Plugged up? Read this.
We’ve already told you what foods will help you avoid constipation, but sometimes, sh*t happens. Or rather, doesn’t happen.
According to the National Institutes of Health, constipation qualifies as fewer than three bowel movements per week, and/or, small, hard bits of stool that are painful to pass. And it’s a common problem: The NIH estimates that some 42 million people nationwide deal with constipation, and women are apparently more prone than men. Go figure.
The most important thing you should do to avoid constipation is eat a balanced and varied diet, says Leslie Bonci, a registered dietician and the owner of Active Eating Advice. “We’ve got to think about being good to our bowels because if our gut doesn’t feel good, we don’t feel good,” Bonci says.
Fiber is a reliable way to keep things moving, but it’s important to also incorporate carbohydrates, which draw in water and can soften stool, says Bonci. But above all, stay hydrated. “If somebody eats a lot of high-fiber foods and [consumes] no fluids,” Bonci warns, “it tends to worsen the situation.”
When disaster strikes, Bonci says you should definitely avoid these seven foods:
But only if you’re lactose intolerant, Bonci stresses: The idea that dairy constipates is an urban legend, she says. Only people whose bodies can’t process the sugar in milk products might end up constipated or with diarrhea after dairy consumption. Still, about 65 percent of people have difficulty digesting lactose after infancy, according to the U.S. National Library of Medicine, and some dieticians will caution constipated patients against dairy consumption, due to its ability to make you feel bloated.
Bonci says that high-fat diets tend to yield blockages. “A lot of times things that are really high in fat aren’t really high in fiber,” she says, and all those fats “take longer to mobilize from the stomach.” Fat takes a long time to digest, whereas fruits and vegetables typically vacate the body in under 24 hours. If you’re feeling backed up, avoid foods that have been fried in oils or butter.

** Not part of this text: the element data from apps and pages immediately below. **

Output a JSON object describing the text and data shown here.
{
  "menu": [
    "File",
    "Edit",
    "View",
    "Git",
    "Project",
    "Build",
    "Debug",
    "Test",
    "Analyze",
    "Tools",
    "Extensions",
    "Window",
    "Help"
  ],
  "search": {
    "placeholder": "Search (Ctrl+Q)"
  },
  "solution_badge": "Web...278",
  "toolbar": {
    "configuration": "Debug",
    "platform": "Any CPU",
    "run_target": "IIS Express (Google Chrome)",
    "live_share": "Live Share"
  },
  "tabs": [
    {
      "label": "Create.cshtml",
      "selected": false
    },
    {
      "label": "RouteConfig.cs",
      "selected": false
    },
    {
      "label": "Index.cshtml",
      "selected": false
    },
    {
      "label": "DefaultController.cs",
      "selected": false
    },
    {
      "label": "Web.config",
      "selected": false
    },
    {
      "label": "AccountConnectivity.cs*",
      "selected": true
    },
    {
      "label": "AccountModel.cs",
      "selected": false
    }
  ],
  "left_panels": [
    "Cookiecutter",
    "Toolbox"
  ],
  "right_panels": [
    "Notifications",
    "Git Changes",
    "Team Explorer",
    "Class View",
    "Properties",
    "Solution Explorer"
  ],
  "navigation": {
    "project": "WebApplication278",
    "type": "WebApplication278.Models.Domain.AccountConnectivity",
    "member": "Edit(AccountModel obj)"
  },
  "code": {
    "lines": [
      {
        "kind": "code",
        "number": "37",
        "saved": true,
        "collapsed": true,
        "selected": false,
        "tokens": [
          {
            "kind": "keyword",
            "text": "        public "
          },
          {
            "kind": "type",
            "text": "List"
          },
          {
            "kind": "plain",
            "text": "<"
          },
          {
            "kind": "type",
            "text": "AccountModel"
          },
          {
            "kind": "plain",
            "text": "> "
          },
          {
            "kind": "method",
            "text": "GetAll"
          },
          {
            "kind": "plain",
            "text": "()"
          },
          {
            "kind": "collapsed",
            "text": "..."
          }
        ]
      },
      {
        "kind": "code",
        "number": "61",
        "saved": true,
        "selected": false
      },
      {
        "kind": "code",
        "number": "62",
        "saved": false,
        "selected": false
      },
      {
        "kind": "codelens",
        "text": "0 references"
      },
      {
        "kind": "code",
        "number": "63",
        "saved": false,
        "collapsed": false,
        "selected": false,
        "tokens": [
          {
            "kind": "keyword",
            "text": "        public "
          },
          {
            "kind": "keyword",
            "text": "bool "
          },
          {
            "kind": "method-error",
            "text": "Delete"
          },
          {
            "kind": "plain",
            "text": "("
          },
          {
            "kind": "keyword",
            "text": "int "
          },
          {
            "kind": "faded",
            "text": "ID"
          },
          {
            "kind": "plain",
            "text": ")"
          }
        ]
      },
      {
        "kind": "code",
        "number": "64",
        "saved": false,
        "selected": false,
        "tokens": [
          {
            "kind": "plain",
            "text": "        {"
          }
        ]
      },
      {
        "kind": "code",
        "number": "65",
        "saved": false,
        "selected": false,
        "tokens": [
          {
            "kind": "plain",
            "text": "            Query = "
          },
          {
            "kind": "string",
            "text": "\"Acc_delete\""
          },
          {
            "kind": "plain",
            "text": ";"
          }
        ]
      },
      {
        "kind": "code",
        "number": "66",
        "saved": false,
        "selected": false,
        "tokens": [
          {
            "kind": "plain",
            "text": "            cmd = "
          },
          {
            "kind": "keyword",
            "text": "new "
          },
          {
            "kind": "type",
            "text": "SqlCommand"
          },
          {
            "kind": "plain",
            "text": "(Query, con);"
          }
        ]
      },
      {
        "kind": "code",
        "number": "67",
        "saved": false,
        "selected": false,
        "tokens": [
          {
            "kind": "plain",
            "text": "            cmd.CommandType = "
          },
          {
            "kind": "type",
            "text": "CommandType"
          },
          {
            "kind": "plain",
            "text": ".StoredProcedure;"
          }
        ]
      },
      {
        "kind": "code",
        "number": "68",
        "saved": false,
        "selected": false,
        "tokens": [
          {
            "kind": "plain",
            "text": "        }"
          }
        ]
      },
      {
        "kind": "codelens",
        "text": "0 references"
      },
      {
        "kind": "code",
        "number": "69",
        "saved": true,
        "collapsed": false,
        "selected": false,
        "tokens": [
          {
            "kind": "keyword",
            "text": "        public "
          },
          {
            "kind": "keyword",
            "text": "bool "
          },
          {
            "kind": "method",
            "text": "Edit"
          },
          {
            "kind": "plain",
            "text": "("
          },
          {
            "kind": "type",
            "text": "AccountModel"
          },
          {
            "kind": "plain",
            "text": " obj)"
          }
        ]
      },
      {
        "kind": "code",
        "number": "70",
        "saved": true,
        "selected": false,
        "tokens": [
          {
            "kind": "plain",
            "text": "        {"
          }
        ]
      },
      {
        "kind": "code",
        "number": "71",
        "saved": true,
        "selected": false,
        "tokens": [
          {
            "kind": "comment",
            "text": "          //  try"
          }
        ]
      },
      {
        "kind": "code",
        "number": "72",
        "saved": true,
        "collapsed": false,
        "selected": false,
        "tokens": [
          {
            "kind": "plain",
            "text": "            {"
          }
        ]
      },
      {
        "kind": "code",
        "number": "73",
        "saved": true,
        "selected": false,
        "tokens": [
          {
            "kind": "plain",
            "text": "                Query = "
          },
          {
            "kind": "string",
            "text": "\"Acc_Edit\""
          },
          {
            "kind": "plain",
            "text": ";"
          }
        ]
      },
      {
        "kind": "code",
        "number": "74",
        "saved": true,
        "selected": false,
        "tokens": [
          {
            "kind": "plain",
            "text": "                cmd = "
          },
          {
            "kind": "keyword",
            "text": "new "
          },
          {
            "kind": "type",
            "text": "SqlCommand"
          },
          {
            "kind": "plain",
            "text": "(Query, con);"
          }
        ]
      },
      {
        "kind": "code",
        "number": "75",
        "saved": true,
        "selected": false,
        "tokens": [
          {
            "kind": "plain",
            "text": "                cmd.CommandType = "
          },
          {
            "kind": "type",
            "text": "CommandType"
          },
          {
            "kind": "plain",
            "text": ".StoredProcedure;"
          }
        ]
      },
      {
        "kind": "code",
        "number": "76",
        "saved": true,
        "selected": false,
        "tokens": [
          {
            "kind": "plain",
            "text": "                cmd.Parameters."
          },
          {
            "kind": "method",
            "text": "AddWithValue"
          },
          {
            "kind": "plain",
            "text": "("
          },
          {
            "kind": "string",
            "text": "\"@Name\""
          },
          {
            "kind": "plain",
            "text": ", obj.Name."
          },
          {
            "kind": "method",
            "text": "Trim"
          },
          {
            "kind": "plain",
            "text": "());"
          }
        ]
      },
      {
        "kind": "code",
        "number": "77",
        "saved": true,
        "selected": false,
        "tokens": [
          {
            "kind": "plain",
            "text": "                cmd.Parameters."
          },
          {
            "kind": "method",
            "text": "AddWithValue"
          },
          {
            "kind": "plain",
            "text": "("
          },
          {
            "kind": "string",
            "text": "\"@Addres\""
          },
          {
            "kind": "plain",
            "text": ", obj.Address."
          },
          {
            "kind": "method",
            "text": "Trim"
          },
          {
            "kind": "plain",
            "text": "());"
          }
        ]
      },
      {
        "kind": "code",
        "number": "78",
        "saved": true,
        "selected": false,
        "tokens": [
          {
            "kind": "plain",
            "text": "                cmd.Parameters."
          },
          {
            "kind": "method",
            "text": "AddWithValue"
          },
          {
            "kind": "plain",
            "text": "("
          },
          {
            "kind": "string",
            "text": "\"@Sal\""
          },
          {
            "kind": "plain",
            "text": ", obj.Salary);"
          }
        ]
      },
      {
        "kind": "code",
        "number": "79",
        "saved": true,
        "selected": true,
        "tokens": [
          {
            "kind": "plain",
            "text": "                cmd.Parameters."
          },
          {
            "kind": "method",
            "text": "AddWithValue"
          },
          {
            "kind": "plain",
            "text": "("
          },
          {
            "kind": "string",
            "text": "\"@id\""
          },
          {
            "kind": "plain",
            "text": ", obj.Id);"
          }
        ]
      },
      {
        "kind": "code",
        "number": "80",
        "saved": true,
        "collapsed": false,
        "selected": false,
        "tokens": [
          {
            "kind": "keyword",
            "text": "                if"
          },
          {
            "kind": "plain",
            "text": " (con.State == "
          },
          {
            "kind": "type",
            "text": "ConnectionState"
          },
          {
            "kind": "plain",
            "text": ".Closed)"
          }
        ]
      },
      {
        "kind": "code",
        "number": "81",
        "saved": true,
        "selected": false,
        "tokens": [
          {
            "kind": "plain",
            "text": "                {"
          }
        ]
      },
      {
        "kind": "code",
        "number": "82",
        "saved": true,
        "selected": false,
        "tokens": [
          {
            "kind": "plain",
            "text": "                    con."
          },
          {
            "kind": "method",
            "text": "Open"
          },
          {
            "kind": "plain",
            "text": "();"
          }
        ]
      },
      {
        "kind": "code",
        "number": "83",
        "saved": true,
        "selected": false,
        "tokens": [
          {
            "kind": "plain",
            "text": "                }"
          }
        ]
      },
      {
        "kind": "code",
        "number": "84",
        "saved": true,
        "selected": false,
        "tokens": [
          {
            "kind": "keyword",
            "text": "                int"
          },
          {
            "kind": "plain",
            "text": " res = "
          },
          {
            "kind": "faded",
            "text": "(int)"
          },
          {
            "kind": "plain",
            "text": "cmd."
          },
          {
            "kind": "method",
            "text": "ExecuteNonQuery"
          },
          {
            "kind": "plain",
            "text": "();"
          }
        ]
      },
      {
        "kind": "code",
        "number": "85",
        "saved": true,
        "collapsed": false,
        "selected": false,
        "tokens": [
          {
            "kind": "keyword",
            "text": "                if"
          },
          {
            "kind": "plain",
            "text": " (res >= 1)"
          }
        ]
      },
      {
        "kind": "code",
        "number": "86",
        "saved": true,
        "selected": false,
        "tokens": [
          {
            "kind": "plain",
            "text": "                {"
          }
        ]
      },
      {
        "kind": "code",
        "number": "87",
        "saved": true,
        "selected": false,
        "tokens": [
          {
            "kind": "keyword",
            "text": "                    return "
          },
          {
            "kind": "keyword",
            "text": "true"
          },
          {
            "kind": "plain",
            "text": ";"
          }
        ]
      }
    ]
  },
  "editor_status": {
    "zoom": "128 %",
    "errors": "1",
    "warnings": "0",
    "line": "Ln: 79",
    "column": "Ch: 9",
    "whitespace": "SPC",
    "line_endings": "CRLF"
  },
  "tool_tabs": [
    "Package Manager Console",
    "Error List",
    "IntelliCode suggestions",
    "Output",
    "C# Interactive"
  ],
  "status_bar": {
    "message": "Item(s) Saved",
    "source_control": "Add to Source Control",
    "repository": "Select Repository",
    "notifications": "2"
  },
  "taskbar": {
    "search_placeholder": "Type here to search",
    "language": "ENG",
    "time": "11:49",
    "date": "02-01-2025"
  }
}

Fried foods may also be battered in white flour, and while carbohydrates tend to get a bad reputation when it comes to constipation, Bonci says they’re good for the gut. However, she explains, “White flour doesn’t have as much fiber in it, so if somebody’s doing white flour all the time in the absence of adequate fruits or vegetables,” they might become irregular. Bonci suggests people make a gradual switch to “whole grain, high fiber” carbs—think farro and wheat berries.
This one may surprise readers, but Bonci cautions against tea consumption when constipated. While herbal teas are unlikely to have a negative effect, generic, bagged black teas contain tannins, which bind stool together. Tea will often contain caffeine as well, and while a little bit of that can get the digestive system moving, too much can dehydrate the body for the opposite effect.
Bananas are rich in fiber and carbohydrates, but Bonci recommends avoiding them because “they can make the body hold instead of moving things through.” That’s especially true if they’re not quite ripe yet.
Fruits typically offer a solid source of fiber, but Bonci says apricots should be off-limits if you’ve got irregular bowel movements. “Dried apricots can be a little bit more binding,” she adds. It’s also easier to over-indulge on dried fruits than it is on larger fresh fruits, meaning you might overload on fiber and end up messing with your GI tract.
Rice is another food item that sits in your digestive system rather than passing quickly through, Bonci says. While carbohydrates are good in moderation, white rice lacks the fibrous elements that brown rice retains. Given the option between the two, opt for brown rice for a healthier gut.